** Dataset content follows **

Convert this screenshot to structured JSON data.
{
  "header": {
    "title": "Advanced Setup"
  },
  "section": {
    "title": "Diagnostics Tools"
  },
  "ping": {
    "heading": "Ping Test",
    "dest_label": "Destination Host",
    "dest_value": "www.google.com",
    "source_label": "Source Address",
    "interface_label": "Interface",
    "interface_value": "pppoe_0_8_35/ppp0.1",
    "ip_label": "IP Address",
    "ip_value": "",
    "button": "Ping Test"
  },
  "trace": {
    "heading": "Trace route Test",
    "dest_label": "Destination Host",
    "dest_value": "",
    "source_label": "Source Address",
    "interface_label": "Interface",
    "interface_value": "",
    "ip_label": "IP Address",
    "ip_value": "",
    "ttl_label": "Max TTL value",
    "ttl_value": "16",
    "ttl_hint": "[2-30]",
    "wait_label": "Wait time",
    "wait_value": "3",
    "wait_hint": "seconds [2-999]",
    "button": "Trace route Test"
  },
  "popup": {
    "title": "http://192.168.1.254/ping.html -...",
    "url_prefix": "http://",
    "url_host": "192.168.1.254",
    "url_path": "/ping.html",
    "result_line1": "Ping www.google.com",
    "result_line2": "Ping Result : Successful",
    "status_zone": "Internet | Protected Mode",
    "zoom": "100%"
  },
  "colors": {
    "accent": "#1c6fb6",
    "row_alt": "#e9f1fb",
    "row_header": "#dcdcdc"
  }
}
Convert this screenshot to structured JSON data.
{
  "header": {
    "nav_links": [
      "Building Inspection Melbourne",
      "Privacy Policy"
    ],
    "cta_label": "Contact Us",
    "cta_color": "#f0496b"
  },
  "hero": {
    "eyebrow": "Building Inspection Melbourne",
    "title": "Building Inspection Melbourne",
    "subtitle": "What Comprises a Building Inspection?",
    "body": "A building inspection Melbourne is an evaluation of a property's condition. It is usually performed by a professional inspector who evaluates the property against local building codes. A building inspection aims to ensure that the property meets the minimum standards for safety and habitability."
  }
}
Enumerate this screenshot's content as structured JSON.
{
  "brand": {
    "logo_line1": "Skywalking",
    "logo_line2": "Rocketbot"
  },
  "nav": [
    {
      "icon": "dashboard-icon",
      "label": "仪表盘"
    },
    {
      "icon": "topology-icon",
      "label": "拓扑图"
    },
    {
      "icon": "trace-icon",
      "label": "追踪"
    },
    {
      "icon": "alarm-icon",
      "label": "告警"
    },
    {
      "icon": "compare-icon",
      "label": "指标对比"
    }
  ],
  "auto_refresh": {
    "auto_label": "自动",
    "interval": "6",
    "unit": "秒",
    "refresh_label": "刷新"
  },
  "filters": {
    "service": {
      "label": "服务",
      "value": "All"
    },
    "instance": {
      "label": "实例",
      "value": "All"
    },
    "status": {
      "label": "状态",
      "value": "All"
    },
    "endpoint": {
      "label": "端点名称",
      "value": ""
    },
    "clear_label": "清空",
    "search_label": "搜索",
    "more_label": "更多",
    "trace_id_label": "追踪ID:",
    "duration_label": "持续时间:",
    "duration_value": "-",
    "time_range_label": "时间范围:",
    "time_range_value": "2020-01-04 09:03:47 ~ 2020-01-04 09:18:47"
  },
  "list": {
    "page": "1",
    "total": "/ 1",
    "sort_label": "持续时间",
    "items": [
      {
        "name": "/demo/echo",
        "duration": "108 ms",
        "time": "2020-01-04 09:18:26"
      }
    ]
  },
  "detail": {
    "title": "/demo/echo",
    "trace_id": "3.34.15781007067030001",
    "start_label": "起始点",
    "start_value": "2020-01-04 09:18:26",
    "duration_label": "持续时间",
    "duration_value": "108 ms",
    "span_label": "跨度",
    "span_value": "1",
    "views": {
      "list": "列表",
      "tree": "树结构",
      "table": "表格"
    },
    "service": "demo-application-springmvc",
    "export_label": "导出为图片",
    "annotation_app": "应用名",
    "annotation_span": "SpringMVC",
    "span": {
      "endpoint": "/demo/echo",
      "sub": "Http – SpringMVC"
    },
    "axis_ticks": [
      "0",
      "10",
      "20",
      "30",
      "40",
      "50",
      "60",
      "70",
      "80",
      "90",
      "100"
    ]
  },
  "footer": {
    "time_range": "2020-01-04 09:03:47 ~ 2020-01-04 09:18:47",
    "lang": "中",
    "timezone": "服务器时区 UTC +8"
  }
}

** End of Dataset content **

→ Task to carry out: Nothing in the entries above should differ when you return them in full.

→ Output:
Convert this screenshot to structured JSON data.
{
  "header": {
    "title": "Advanced Setup"
  },
  "section": {
    "title": "Diagnostics Tools"
  },
  "ping": {
    "heading": "Ping Test",
    "dest_label": "Destination Host",
    "dest_value": "www.google.com",
    "source_label": "Source Address",
    "interface_label": "Interface",
    "interface_value": "pppoe_0_8_35/ppp0.1",
    "ip_label": "IP Address",
    "ip_value": "",
    "button": "Ping Test"
  },
  "trace": {
    "heading": "Trace route Test",
    "dest_label": "Destination Host",
    "dest_value": "",
    "source_label": "Source Address",
    "interface_label": "Interface",
    "interface_value": "",
    "ip_label": "IP Address",
    "ip_value": "",
    "ttl_label": "Max TTL value",
    "ttl_value": "16",
    "ttl_hint": "[2-30]",
    "wait_label": "Wait time",
    "wait_value": "3",
    "wait_hint": "seconds [2-999]",
    "button": "Trace route Test"
  },
  "popup": {
    "title": "http://192.168.1.254/ping.html -...",
    "url_prefix": "http://",
    "url_host": "192.168.1.254",
    "url_path": "/ping.html",
    "result_line1": "Ping www.google.com",
    "result_line2": "Ping Result : Successful",
    "status_zone": "Internet | Protected Mode",
    "zoom": "100%"
  },
  "colors": {
    "accent": "#1c6fb6",
    "row_alt": "#e9f1fb",
    "row_header": "#dcdcdc"
  }
}
Convert this screenshot to structured JSON data.
{
  "header": {
    "nav_links": [
      "Building Inspection Melbourne",
      "Privacy Policy"
    ],
    "cta_label": "Contact Us",
    "cta_color": "#f0496b"
  },
  "hero": {
    "eyebrow": "Building Inspection Melbourne",
    "title": "Building Inspection Melbourne",
    "subtitle": "What Comprises a Building Inspection?",
    "body": "A building inspection Melbourne is an evaluation of a property's condition. It is usually performed by a professional inspector who evaluates the property against local building codes. A building inspection aims to ensure that the property meets the minimum standards for safety and habitability."
  }
}
Enumerate this screenshot's content as structured JSON.
{
  "brand": {
    "logo_line1": "Skywalking",
    "logo_line2": "Rocketbot"
  },
  "nav": [
    {
      "icon": "dashboard-icon",
      "label": "仪表盘"
    },
    {
      "icon": "topology-icon",
      "label": "拓扑图"
    },
    {
      "icon": "trace-icon",
      "label": "追踪"
    },
    {
      "icon": "alarm-icon",
      "label": "告警"
    },
    {
      "icon": "compare-icon",
      "label": "指标对比"
    }
  ],
  "auto_refresh": {
    "auto_label": "自动",
    "interval": "6",
    "unit": "秒",
    "refresh_label": "刷新"
  },
  "filters": {
    "service": {
      "label": "服务",
      "value": "All"
    },
    "instance": {
      "label": "实例",
      "value": "All"
    },
    "status": {
      "label": "状态",
      "value": "All"
    },
    "endpoint": {
      "label": "端点名称",
      "value": ""
    },
    "clear_label": "清空",
    "search_label": "搜索",
    "more_label": "更多",
    "trace_id_label": "追踪ID:",
    "duration_label": "持续时间:",
    "duration_value": "-",
    "time_range_label": "时间范围:",
    "time_range_value": "2020-01-04 09:03:47 ~ 2020-01-04 09:18:47"
  },
  "list": {
    "page": "1",
    "total": "/ 1",
    "sort_label": "持续时间",
    "items": [
      {
        "name": "/demo/echo",
        "duration": "108 ms",
        "time": "2020-01-04 09:18:26"
      }
    ]
  },
  "detail": {
    "title": "/demo/echo",
    "trace_id": "3.34.15781007067030001",
    "start_label": "起始点",
    "start_value": "2020-01-04 09:18:26",
    "duration_label": "持续时间",
    "duration_value": "108 ms",
    "span_label": "跨度",
    "span_value": "1",
    "views": {
      "list": "列表",
      "tree": "树结构",
      "table": "表格"
    },
    "service": "demo-application-springmvc",
    "export_label": "导出为图片",
    "annotation_app": "应用名",
    "annotation_span": "SpringMVC",
    "span": {
      "endpoint": "/demo/echo",
      "sub": "Http – SpringMVC"
    },
    "axis_ticks": [
      "0",
      "10",
      "20",
      "30",
      "40",
      "50",
      "60",
      "70",
      "80",
      "90",
      "100"
    ]
  },
  "footer": {
    "time_range": "2020-01-04 09:03:47 ~ 2020-01-04 09:18:47",
    "lang": "中",
    "timezone": "服务器时区 UTC +8"
  }
}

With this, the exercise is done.